Written by: Melissa Harder
Last week, Reggie Miller was inducted into the Naismith Hall of Fame. The Mr. Potato Head with legs, or more conventionally described 6’7” former UCLA Bruin was
selected 11th overall in the 1987 NBA Draft by the Indiana Pacers where he spent his entire 18 year career. A pure shooter, Miller constantly came off picks and curls to drain threes, usually in the face of a too slow defender. His end of game clutch shooting became known as “Miller Time”. With 2,560 made three-pointers, he ended his career as the NBA's greatest long range shooter. He poured in 25,279 points to finish his career in 12th place on league's all-time scoring list.
So his stats check out. They’re great. Really. But what makes him great in my eyes? The trash talk, obviously. Reggie Miller was a performer. Observe:
“He was one of the greatest trash talkers in the history of the game.” Ahmad Rashad
“He's maddening. He is a maddening human being.” Cheryl Miller
“I hated Reggie.” Patrick Ewing
“70% of me talking on the court is personally for me to get me motivated and going. 30% is to see if I can get in the opponent's head.” Reggie Miller
Back in the day when Michael Jordan retired (*cough cough left to pay off gambling debts*) and the NBA lost its biggest and most marketable star, I remember wondering who would help to fill the void. And while Reggie Miller didn’t fit the bill in the pure crazy athletic ‘did that just happen’ sense, he sure had a way of making his presence felt, especially down the stretch in games.
My favourite ESPN 30 for 30 is “Winning Time: Reggie Miller versus the New York Knicks” which details much of the 1995 Eastern Conference semi finals and made Reggie ‘persona non grata’ at Madison Square Garden. It is one and a half hour of Reggie Miller comedy and trash talk – truly fantastic. Director Dan Klores probably said it best when he made the film saying “Reggie Miller gave New York the finger. The whole city.”
If I had to pick Reggie’s best on the court highlight in the NBA, it would definitely be the epic ending to the 1995 Eastern Conference semi game 1 when Reggie scored eight points in 8.9 seconds to give the Pacers a completely surprising victory. I love how the director has the film narrated using the players themselves, announcers, Spike Lee and more to explain just what a pest Reggie could be. I particularly enjoy Reggie’s maniacal glee when he recounts his torment of Knicks guard John Starks. I can see it perfectly in my minds eye and I giggle every time. Especially since Starks knew exactly what Reggie was trying to do. And yet he couldn’t control himself.
Trash talking aside, a softer side of Reggie emerged in his Hall of Fame induction speech as big sister Cheryl presented Reggie with the honour. Together the siblings form the first bother and sister pair in the Springfield shrine. Cheryl was inducted in 1995.

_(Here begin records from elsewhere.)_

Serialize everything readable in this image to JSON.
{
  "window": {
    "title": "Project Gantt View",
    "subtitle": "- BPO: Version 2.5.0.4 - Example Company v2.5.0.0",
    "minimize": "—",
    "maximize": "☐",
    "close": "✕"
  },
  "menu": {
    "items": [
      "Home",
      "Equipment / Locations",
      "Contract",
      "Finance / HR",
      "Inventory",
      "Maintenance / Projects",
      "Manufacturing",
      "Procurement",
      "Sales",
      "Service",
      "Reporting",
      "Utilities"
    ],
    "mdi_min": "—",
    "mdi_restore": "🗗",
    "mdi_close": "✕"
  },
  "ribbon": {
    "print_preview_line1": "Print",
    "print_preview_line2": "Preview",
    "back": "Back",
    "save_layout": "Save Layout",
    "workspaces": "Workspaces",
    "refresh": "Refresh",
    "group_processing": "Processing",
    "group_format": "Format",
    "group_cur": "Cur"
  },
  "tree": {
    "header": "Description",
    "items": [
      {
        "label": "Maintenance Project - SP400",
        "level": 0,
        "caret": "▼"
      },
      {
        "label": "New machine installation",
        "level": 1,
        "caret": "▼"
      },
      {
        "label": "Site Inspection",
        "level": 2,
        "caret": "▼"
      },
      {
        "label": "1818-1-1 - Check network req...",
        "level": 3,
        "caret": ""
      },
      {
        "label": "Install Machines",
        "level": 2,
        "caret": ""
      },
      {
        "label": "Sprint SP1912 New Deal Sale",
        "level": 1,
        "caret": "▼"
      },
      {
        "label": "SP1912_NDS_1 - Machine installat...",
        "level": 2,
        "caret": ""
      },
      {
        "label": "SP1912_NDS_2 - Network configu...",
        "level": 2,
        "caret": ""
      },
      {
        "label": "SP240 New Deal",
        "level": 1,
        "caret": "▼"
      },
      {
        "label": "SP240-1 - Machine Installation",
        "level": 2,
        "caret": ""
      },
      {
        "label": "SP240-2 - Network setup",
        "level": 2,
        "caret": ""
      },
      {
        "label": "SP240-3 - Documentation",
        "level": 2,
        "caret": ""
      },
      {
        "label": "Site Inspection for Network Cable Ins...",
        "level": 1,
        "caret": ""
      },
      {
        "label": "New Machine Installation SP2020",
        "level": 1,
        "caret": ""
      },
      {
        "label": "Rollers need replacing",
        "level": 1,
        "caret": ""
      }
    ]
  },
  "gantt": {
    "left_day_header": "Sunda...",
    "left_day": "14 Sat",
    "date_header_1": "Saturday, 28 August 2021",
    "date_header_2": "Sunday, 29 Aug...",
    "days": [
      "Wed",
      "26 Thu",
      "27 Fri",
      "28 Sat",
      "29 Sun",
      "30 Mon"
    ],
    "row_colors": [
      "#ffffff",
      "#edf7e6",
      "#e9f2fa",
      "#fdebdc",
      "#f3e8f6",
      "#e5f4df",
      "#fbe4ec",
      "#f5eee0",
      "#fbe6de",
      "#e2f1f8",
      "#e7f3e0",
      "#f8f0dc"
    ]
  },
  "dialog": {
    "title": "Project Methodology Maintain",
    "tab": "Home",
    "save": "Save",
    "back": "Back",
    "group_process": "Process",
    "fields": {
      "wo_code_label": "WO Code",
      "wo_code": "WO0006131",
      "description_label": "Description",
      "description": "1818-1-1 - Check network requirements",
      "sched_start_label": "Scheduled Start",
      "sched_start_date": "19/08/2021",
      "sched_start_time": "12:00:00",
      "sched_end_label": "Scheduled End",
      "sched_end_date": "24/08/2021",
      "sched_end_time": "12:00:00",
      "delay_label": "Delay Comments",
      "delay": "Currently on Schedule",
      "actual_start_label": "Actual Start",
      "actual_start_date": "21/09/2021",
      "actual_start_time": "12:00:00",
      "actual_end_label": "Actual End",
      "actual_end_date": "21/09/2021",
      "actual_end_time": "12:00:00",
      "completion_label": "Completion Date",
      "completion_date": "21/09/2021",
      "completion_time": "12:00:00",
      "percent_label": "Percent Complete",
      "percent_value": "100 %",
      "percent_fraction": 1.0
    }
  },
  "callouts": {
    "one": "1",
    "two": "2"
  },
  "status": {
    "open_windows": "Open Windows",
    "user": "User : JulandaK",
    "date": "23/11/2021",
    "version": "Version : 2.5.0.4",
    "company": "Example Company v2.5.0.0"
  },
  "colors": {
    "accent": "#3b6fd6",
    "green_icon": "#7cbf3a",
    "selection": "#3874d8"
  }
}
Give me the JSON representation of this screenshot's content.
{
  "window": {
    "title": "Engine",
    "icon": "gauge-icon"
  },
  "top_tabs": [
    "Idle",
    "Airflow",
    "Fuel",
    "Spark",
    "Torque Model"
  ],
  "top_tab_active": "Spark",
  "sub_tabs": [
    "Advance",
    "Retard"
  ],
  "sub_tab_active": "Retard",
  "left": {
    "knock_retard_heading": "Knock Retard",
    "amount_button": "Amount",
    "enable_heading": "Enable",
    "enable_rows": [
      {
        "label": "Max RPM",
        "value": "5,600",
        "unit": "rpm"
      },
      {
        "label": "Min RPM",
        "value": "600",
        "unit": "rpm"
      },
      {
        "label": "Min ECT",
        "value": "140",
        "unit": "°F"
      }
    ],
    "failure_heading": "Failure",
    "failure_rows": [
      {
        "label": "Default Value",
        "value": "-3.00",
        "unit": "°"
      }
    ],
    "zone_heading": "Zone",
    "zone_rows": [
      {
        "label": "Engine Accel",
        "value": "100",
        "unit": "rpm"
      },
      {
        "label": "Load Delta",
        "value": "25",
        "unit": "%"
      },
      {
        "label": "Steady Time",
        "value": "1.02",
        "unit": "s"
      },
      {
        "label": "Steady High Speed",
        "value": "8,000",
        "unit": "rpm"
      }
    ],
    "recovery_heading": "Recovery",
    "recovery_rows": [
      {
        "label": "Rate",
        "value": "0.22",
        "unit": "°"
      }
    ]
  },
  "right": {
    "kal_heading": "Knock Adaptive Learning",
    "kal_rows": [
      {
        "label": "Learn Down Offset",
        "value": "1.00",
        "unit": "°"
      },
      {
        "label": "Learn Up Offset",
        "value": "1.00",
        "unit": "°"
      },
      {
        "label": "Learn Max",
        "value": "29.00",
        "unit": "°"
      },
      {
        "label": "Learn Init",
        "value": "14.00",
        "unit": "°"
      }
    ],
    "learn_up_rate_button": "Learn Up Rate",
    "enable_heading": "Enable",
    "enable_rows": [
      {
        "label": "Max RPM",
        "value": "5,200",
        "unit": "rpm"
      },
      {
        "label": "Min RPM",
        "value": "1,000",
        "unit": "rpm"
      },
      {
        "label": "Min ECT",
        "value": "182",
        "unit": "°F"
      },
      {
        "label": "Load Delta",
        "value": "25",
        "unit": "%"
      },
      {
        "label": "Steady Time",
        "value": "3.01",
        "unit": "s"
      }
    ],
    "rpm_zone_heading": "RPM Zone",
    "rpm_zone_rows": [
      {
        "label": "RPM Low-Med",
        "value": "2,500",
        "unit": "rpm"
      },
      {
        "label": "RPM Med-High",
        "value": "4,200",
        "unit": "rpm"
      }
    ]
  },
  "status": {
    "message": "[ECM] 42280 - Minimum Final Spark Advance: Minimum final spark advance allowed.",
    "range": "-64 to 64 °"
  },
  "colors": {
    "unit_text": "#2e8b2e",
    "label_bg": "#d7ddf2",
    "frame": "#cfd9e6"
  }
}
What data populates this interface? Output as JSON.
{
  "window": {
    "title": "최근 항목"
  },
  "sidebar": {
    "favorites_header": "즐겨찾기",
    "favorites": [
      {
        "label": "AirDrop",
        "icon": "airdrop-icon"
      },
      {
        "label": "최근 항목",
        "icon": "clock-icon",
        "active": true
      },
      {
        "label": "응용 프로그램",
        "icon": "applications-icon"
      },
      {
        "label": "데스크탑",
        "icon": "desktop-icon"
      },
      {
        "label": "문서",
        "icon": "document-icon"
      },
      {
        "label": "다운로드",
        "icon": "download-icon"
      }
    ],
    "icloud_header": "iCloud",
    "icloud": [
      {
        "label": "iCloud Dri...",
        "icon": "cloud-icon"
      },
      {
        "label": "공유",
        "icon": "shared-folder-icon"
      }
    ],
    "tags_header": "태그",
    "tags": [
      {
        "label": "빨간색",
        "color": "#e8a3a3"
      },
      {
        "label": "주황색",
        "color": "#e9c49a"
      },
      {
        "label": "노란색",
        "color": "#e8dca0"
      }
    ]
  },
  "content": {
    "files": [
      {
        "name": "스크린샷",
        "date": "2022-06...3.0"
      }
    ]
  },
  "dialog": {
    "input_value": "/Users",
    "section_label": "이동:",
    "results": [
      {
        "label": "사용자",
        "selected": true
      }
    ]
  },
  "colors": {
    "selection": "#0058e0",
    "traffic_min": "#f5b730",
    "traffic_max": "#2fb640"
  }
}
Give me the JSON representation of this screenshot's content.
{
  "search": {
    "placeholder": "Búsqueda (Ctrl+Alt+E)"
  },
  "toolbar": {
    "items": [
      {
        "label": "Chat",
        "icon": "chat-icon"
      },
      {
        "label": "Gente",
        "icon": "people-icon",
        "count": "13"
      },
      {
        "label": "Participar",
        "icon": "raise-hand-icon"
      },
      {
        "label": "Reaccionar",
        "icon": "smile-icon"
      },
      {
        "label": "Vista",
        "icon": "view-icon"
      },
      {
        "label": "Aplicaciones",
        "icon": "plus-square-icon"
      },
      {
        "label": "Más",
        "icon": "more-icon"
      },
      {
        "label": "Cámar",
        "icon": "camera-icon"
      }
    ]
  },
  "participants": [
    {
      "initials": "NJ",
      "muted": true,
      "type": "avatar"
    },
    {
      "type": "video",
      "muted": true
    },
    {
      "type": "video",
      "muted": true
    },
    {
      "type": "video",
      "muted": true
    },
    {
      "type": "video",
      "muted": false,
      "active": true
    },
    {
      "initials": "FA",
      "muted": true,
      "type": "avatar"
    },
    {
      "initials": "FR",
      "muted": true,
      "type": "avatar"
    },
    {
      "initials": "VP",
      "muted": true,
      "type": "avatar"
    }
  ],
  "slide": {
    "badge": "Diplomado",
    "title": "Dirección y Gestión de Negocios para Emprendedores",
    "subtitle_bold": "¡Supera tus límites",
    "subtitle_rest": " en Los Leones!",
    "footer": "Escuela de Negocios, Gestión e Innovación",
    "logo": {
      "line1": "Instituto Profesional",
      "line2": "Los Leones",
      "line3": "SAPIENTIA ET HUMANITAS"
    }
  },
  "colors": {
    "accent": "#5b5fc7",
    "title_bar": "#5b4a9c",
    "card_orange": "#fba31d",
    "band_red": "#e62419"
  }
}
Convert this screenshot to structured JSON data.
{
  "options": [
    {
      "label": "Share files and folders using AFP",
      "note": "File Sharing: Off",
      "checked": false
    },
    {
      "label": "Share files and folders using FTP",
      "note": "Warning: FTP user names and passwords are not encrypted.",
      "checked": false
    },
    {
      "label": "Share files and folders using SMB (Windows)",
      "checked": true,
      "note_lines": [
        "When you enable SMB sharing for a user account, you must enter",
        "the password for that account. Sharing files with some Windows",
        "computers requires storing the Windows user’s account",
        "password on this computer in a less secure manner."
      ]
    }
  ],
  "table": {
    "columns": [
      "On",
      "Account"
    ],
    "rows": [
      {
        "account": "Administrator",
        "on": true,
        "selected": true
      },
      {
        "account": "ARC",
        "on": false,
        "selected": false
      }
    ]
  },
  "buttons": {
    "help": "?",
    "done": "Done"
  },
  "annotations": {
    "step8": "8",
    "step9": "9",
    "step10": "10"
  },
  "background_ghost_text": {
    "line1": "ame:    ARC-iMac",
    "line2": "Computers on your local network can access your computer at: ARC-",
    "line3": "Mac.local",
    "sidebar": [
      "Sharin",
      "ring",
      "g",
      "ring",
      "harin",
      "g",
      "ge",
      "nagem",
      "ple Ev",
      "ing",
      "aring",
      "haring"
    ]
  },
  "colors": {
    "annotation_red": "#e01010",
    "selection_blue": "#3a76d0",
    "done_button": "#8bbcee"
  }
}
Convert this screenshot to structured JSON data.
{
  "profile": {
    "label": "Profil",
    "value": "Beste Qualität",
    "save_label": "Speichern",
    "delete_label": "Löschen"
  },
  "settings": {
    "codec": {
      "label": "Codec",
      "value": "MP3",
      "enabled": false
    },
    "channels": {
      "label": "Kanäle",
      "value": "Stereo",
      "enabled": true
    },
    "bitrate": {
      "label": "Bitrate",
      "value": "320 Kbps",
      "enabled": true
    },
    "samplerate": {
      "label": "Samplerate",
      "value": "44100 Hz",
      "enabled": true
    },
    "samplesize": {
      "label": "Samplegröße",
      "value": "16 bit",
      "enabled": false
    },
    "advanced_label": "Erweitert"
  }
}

"There's one lady that deserves probably the biggest recognition of everyone for why I'm here," Miller said. "I'm proud to say that I'm not on this stage if it wasn't for you, Cheryl Dean.”
So thank you Reggie – for filling my late 1990s NBA void (until Jordan came back for more) and for being one of the most entertaining trash talkers to ever play the game.
Derrick Rose’s season-ending injury and surgery on his meniscus wasn’t necessarily a shock considering what we know about ACL recoveries — but most reaction was generally pretty dramatic, and “shocked” is a word that could describe it. For the first time in a while, basically every journalist, fan and commentator forgot about their fantasy teams or click-grabbing #HotSportsTakes and simply felt bad for the talent that any true basketball fan loves watching fly around the court like the ethereal phenomenon that Rose is.
It is quite the paradox indeed that a professional sports best ever player could, in fact, be its worst administrator. However that appears to be the case when it comes to Michael Jordan. Viewed by many as the greatest player to wear a pair of Nike’s or any other type shoe for that matter, it is quickly becoming the opinion of those same individuals that he is a terrible boss.
By R. Hoyal
When D. J. Stephens jumps, the record books ask how high. From his humble beginning in Killeen, Texas, D.J. has grown to a rising star in basketball. At his recent workout with the Brooklyn Nets, this 6’5” small forward leapt to the amazing height of 46-inches during his vertical jump. …